Bugs that kill magnolia trees often attack trees in large infestations, causing severe damage and death. Magnolia trees under attack by bugs display visible symptoms that allow you to recognize the problem before severe illness occurs. As a chemical control, apply an insecticide such as horticultural oil or insecticidal soap to control bug infestations. If a fungal infection is present, apply a general fungicide.
Calico scales (Eulecanium cerasorum) are bugs that kill magnolia trees. These pests have black and white markings (that turn dark brown with age) and measure 6 to 8 mm in diameter. Infestations of calico scales cause extreme production of honeydew (a release of a liquid from the plant) that creates a prime environment for the fungal infection of sooty mold. Sooty mold is a black mold material that can be easily rubbed off of the surface of leaves. Symptoms of calico scale infestation include stunted leaves, yellowing of leaves, and leaf drop. For biological management of calico scales, parasitic wasps Prospaltella sp. and Physcus varicornis offer effective control.

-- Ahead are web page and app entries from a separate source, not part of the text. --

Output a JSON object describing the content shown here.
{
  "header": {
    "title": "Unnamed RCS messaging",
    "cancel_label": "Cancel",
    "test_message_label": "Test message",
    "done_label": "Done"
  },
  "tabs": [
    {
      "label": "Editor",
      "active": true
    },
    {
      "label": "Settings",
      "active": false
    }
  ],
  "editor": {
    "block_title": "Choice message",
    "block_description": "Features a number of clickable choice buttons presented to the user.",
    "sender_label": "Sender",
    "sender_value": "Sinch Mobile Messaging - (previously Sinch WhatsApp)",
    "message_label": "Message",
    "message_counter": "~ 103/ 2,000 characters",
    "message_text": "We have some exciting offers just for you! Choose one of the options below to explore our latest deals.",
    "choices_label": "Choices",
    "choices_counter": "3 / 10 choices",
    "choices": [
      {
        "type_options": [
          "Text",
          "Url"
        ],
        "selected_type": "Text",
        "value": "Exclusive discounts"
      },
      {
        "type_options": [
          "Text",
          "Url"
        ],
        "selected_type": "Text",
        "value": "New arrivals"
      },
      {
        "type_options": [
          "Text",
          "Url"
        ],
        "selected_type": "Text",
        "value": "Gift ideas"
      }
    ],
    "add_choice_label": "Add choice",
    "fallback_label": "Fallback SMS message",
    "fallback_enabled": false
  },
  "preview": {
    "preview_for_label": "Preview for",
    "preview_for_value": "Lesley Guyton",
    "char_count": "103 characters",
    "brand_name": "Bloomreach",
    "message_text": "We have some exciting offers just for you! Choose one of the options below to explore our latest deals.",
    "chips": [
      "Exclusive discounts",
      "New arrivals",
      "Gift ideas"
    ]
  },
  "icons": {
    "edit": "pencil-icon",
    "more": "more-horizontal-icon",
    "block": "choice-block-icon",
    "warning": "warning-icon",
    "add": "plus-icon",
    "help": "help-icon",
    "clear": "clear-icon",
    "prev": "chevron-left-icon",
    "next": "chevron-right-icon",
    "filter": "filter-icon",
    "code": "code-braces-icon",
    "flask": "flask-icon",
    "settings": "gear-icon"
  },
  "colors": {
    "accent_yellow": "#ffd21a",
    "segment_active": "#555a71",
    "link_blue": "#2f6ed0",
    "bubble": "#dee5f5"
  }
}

Tuliptree scales (Tourneyella liriodendri) also kill magnolia trees. Tuliptree scales are large, convex bugs that appear orange with black mottling; after dying, tuliptree scales turn brown and may remain on the tree for one to two years. This pest measures 6 to 12 mm in length. Tuliptree scales damage magnolia trees by causing a large production of honeydew and subsequent sooty mold. Symptoms of infestation include yellowing leaves, leaf drop, and die-back of branches.
Twospotted Spider Mite
Twospotted spider mites (Tetranychus urticae) are bugs that kill magnolia trees. Mature mites are oval-shaped, have eight legs, and appear green-yellow with a black spot on either side during the growing season; overwintering females or mature mites that are not feeding display a red-orange hue. Twospotted spider mites measure approximately 1/2 mm in length and are active when the summer season temperatures become high. These spider mites damage magnolia trees by removing plant juices through feeding, leading to leaf drop and eventual death, according to the University of Minnesota Extension Service. Also, symptoms include white or yellow dots on leaves. To rid your magnolia of an infestation with a biological method, consider using natural predators like lady beetles or rove beetles.